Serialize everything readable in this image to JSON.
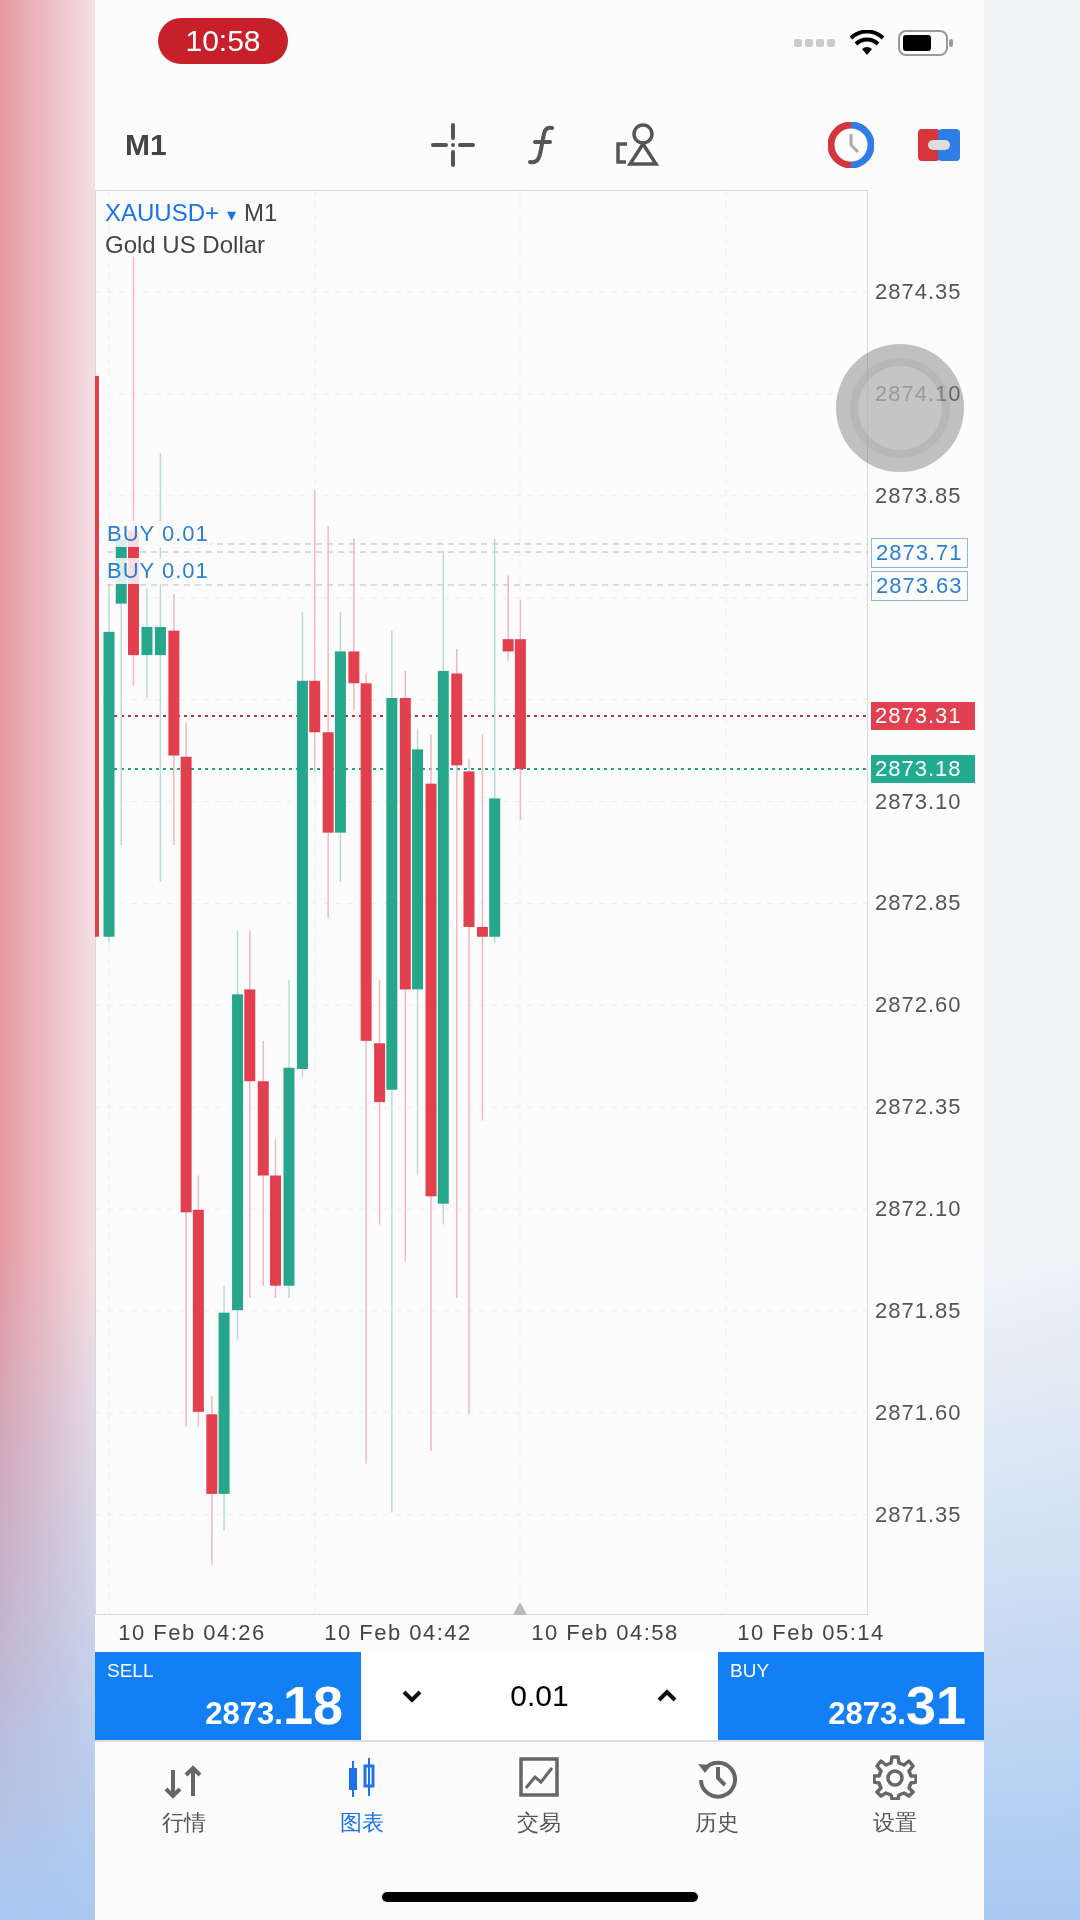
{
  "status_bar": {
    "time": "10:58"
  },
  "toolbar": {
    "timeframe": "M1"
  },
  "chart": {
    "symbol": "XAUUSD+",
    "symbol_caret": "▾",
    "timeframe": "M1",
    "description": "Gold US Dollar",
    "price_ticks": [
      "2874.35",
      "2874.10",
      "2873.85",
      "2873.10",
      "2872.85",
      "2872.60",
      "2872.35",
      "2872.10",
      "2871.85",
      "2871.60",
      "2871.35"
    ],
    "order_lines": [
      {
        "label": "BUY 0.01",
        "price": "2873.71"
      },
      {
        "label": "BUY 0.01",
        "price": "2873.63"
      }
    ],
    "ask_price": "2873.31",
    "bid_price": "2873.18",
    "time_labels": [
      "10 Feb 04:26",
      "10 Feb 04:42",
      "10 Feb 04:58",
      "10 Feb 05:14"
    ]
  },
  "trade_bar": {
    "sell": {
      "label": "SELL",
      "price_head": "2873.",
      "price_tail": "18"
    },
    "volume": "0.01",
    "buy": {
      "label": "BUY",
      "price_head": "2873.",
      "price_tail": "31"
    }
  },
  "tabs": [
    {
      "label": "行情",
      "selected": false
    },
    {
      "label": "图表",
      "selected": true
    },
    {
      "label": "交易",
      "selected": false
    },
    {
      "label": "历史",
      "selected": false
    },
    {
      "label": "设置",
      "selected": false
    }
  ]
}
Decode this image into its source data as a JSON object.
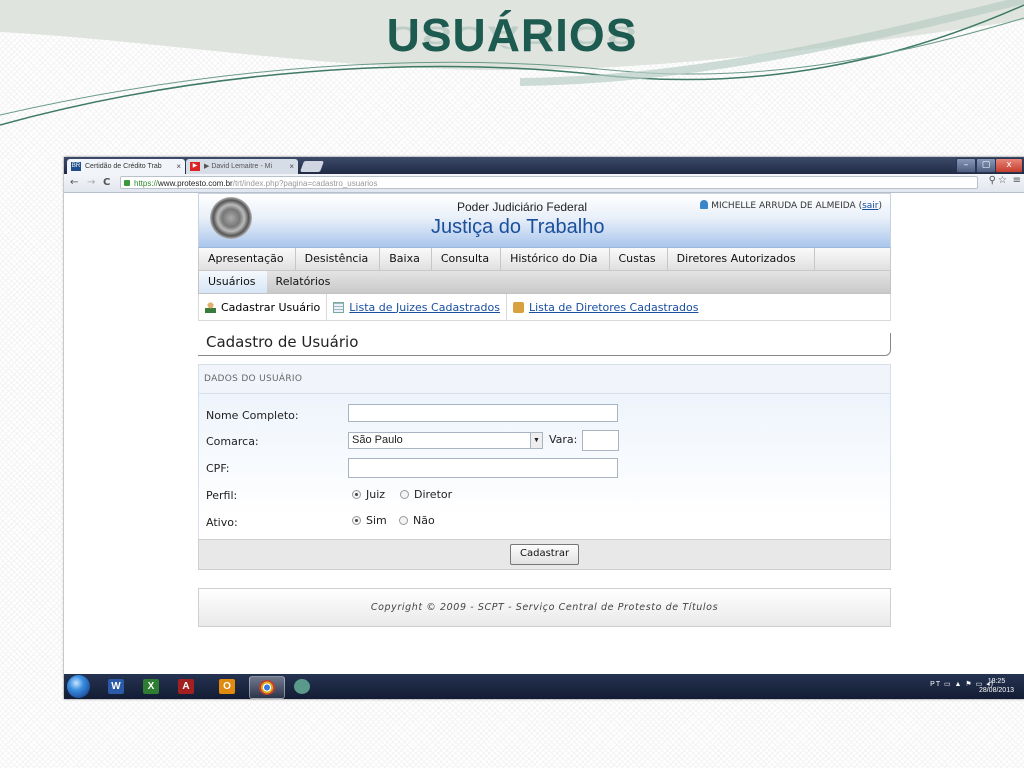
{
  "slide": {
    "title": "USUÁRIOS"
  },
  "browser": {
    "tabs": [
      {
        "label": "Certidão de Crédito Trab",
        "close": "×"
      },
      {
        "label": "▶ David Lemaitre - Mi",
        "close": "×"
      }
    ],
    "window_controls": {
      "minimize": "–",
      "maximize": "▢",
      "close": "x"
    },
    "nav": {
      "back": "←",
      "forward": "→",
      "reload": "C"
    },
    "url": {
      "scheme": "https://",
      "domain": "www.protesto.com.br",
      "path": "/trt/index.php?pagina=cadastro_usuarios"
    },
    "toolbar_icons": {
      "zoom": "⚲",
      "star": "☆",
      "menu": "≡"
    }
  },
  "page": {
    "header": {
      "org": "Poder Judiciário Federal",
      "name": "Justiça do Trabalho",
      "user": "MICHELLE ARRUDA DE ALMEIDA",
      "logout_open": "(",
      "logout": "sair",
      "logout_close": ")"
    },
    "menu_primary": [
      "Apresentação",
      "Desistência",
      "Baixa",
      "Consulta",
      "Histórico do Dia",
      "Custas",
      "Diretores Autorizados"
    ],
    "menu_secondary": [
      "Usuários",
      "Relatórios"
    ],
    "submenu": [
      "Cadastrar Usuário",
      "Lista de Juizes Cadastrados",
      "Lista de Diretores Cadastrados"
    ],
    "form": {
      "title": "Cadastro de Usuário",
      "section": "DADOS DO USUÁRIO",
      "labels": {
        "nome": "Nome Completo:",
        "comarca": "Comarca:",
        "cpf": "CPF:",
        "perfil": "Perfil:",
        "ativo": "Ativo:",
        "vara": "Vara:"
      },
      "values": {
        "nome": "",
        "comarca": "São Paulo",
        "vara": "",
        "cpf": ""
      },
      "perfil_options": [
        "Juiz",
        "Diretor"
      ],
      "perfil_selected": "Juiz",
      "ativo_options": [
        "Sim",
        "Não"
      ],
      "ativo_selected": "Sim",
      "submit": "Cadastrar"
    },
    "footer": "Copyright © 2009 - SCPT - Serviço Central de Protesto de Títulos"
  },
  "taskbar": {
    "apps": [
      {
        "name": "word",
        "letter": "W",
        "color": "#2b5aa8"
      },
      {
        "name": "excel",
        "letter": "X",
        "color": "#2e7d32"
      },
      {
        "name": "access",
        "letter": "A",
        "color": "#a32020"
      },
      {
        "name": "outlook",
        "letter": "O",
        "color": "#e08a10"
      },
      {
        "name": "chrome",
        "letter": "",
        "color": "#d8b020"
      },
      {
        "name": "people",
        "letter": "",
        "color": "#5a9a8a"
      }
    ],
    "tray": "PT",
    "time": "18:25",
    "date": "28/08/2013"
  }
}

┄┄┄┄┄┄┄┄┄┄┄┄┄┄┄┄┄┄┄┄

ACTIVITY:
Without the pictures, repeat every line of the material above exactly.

RESULT:
Serialize everything readable in this image to JSON.
{
  "status_bar": {
    "time": "10:58"
  },
  "toolbar": {
    "timeframe": "M1"
  },
  "chart": {
    "symbol": "XAUUSD+",
    "symbol_caret": "▾",
    "timeframe": "M1",
    "description": "Gold US Dollar",
    "price_ticks": [
      "2874.35",
      "2874.10",
      "2873.85",
      "2873.10",
      "2872.85",
      "2872.60",
      "2872.35",
      "2872.10",
      "2871.85",
      "2871.60",
      "2871.35"
    ],
    "order_lines": [
      {
        "label": "BUY 0.01",
        "price": "2873.71"
      },
      {
        "label": "BUY 0.01",
        "price": "2873.63"
      }
    ],
    "ask_price": "2873.31",
    "bid_price": "2873.18",
    "time_labels": [
      "10 Feb 04:26",
      "10 Feb 04:42",
      "10 Feb 04:58",
      "10 Feb 05:14"
    ]
  },
  "trade_bar": {
    "sell": {
      "label": "SELL",
      "price_head": "2873.",
      "price_tail": "18"
    },
    "volume": "0.01",
    "buy": {
      "label": "BUY",
      "price_head": "2873.",
      "price_tail": "31"
    }
  },
  "tabs": [
    {
      "label": "行情",
      "selected": false
    },
    {
      "label": "图表",
      "selected": true
    },
    {
      "label": "交易",
      "selected": false
    },
    {
      "label": "历史",
      "selected": false
    },
    {
      "label": "设置",
      "selected": false
    }
  ]
}
Decode this image into its source data as a JSON object.
{
  "slide": {
    "title": "USUÁRIOS"
  },
  "browser": {
    "tabs": [
      {
        "label": "Certidão de Crédito Trab",
        "close": "×"
      },
      {
        "label": "▶ David Lemaitre - Mi",
        "close": "×"
      }
    ],
    "window_controls": {
      "minimize": "–",
      "maximize": "▢",
      "close": "x"
    },
    "nav": {
      "back": "←",
      "forward": "→",
      "reload": "C"
    },
    "url": {
      "scheme": "https://",
      "domain": "www.protesto.com.br",
      "path": "/trt/index.php?pagina=cadastro_usuarios"
    },
    "toolbar_icons": {
      "zoom": "⚲",
      "star": "☆",
      "menu": "≡"
    }
  },
  "page": {
    "header": {
      "org": "Poder Judiciário Federal",
      "name": "Justiça do Trabalho",
      "user": "MICHELLE ARRUDA DE ALMEIDA",
      "logout_open": "(",
      "logout": "sair",
      "logout_close": ")"
    },
    "menu_primary": [
      "Apresentação",
      "Desistência",
      "Baixa",
      "Consulta",
      "Histórico do Dia",
      "Custas",
      "Diretores Autorizados"
    ],
    "menu_secondary": [
      "Usuários",
      "Relatórios"
    ],
    "submenu": [
      "Cadastrar Usuário",
      "Lista de Juizes Cadastrados",
      "Lista de Diretores Cadastrados"
    ],
    "form": {
      "title": "Cadastro de Usuário",
      "section": "DADOS DO USUÁRIO",
      "labels": {
        "nome": "Nome Completo:",
        "comarca": "Comarca:",
        "cpf": "CPF:",
        "perfil": "Perfil:",
        "ativo": "Ativo:",
        "vara": "Vara:"
      },
      "values": {
        "nome": "",
        "comarca": "São Paulo",
        "vara": "",
        "cpf": ""
      },
      "perfil_options": [
        "Juiz",
        "Diretor"
      ],
      "perfil_selected": "Juiz",
      "ativo_options": [
        "Sim",
        "Não"
      ],
      "ativo_selected": "Sim",
      "submit": "Cadastrar"
    },
    "footer": "Copyright © 2009 - SCPT - Serviço Central de Protesto de Títulos"
  },
  "taskbar": {
    "apps": [
      {
        "name": "word",
        "letter": "W",
        "color": "#2b5aa8"
      },
      {
        "name": "excel",
        "letter": "X",
        "color": "#2e7d32"
      },
      {
        "name": "access",
        "letter": "A",
        "color": "#a32020"
      },
      {
        "name": "outlook",
        "letter": "O",
        "color": "#e08a10"
      },
      {
        "name": "chrome",
        "letter": "",
        "color": "#d8b020"
      },
      {
        "name": "people",
        "letter": "",
        "color": "#5a9a8a"
      }
    ],
    "tray": "PT",
    "time": "18:25",
    "date": "28/08/2013"
  }
}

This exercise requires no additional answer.